=== Input material ===

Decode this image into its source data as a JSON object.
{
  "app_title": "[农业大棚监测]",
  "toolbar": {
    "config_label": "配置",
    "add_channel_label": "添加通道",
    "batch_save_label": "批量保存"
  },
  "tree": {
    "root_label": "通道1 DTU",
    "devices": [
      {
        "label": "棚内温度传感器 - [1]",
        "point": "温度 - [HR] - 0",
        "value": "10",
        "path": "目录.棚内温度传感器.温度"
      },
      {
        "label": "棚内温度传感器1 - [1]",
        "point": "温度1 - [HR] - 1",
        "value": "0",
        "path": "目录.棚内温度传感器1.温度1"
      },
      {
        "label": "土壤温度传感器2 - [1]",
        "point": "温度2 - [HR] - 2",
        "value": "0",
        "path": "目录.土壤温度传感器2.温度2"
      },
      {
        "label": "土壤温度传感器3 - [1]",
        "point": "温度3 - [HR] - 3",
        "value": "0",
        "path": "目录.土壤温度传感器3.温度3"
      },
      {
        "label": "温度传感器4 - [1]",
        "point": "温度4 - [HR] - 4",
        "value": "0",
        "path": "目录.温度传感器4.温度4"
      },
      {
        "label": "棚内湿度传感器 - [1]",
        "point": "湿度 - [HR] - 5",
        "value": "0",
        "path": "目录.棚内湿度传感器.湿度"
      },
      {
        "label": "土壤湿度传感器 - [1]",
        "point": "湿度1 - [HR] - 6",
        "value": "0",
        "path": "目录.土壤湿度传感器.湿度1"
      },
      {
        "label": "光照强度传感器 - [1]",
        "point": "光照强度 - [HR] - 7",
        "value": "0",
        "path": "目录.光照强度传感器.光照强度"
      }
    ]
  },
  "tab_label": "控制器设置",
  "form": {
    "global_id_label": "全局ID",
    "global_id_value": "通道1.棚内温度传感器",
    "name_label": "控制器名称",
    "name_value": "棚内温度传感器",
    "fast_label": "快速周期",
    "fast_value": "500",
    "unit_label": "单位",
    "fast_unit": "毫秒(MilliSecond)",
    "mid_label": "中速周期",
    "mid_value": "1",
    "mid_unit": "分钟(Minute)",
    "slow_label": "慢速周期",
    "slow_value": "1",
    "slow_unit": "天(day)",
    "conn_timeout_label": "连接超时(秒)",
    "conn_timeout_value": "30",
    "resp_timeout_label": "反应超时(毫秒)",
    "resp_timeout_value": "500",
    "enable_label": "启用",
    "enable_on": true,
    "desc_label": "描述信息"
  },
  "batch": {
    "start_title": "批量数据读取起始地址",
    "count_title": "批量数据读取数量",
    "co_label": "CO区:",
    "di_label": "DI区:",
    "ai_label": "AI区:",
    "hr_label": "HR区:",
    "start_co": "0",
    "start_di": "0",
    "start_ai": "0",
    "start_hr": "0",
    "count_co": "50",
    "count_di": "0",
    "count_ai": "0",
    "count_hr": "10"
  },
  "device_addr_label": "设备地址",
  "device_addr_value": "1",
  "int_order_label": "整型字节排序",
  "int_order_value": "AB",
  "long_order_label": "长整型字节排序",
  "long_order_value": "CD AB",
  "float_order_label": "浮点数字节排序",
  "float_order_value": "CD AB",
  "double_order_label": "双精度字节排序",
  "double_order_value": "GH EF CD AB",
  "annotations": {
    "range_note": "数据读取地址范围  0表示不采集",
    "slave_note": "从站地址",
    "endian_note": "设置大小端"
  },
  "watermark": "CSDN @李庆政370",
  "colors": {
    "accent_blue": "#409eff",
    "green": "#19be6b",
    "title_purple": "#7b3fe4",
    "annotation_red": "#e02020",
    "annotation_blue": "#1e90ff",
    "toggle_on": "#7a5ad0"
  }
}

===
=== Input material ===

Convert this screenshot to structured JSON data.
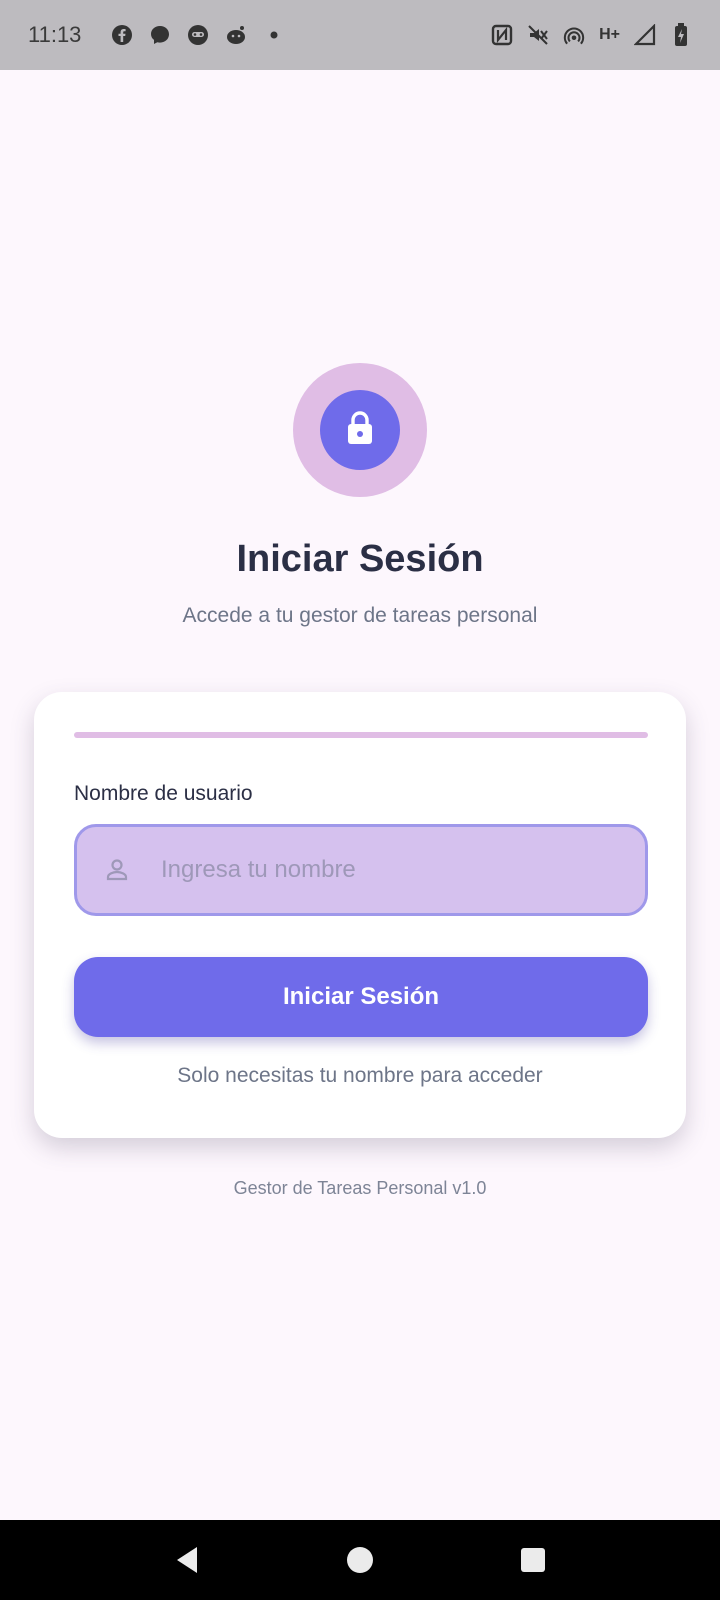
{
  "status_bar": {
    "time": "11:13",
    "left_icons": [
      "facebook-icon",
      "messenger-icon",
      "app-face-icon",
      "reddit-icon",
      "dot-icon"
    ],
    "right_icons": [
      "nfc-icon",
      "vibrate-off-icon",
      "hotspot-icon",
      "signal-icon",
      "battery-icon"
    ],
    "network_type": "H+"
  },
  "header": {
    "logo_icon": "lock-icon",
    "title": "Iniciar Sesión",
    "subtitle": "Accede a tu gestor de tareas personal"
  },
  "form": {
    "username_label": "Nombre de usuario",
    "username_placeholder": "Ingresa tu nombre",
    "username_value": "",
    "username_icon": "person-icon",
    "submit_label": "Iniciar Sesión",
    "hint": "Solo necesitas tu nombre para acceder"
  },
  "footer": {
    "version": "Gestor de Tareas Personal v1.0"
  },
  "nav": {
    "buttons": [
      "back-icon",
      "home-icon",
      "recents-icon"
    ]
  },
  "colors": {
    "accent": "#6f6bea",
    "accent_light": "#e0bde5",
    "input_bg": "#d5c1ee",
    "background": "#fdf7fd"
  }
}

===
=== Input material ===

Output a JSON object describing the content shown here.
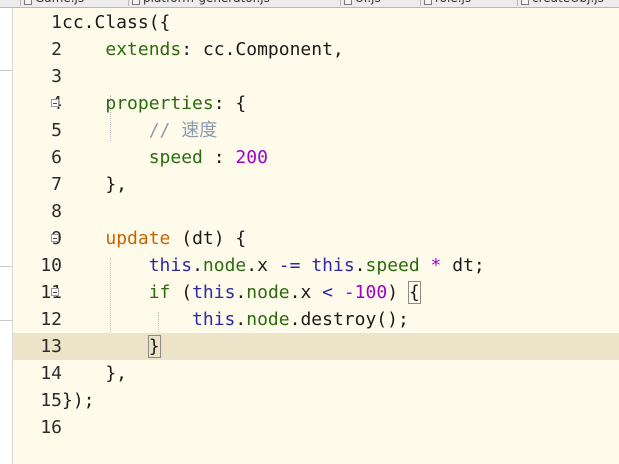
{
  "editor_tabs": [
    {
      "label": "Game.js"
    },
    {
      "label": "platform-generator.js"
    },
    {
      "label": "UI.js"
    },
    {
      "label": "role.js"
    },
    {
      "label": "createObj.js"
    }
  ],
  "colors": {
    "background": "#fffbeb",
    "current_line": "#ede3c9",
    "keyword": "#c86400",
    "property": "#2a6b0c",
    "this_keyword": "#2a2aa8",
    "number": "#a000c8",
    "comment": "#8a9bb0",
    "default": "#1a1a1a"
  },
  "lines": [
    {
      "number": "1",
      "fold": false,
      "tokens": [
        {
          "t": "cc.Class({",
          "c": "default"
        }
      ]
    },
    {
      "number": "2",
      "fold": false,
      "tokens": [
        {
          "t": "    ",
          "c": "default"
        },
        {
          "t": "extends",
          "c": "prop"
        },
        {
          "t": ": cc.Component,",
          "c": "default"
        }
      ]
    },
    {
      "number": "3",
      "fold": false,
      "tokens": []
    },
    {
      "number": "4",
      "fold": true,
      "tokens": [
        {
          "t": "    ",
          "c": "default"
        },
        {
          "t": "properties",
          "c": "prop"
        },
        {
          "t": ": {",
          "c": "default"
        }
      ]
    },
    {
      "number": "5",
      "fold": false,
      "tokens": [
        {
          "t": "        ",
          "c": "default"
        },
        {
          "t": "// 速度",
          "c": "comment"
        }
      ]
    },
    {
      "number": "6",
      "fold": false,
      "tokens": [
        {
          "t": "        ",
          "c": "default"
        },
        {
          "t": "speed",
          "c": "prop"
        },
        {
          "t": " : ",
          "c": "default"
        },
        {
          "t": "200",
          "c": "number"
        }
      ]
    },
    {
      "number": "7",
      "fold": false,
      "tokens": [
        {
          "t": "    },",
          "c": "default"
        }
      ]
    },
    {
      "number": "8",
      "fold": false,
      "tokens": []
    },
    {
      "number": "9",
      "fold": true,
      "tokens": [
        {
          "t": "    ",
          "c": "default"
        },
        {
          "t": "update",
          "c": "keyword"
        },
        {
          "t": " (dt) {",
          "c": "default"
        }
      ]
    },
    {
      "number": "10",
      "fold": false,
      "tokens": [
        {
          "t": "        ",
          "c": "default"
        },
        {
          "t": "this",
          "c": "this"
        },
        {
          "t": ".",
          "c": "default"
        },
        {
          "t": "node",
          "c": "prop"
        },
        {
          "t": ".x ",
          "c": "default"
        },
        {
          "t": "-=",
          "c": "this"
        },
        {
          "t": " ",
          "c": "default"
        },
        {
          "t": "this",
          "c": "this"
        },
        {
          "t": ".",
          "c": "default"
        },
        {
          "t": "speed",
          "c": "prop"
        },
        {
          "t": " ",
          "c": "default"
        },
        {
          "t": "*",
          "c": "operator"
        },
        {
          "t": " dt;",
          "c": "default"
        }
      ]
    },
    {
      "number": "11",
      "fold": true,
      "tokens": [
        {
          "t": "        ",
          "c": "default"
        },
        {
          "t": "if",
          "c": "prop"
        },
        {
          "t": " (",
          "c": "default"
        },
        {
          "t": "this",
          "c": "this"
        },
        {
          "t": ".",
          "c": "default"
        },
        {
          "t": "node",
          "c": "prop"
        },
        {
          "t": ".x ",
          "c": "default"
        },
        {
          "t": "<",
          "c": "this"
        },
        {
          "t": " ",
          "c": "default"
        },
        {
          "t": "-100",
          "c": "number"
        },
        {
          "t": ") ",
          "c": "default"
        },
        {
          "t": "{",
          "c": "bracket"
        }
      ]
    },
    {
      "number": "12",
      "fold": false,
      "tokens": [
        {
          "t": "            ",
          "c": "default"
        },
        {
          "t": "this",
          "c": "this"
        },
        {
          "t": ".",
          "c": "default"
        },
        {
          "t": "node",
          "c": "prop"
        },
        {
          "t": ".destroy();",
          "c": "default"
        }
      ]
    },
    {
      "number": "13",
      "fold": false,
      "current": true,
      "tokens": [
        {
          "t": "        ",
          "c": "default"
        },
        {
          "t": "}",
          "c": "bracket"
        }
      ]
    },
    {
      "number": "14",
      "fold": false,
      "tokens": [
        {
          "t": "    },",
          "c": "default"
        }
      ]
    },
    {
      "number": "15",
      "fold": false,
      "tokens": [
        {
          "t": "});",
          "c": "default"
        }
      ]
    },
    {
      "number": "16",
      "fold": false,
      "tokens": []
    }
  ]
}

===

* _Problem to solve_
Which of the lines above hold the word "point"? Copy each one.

* _Written response_
        "point": "温度 - [HR] - 0",
        "point": "温度1 - [HR] - 1",
        "point": "温度2 - [HR] - 2",
        "point": "温度3 - [HR] - 3",
        "point": "温度4 - [HR] - 4",
        "point": "湿度 - [HR] - 5",
        "point": "湿度1 - [HR] - 6",
        "point": "光照强度 - [HR] - 7",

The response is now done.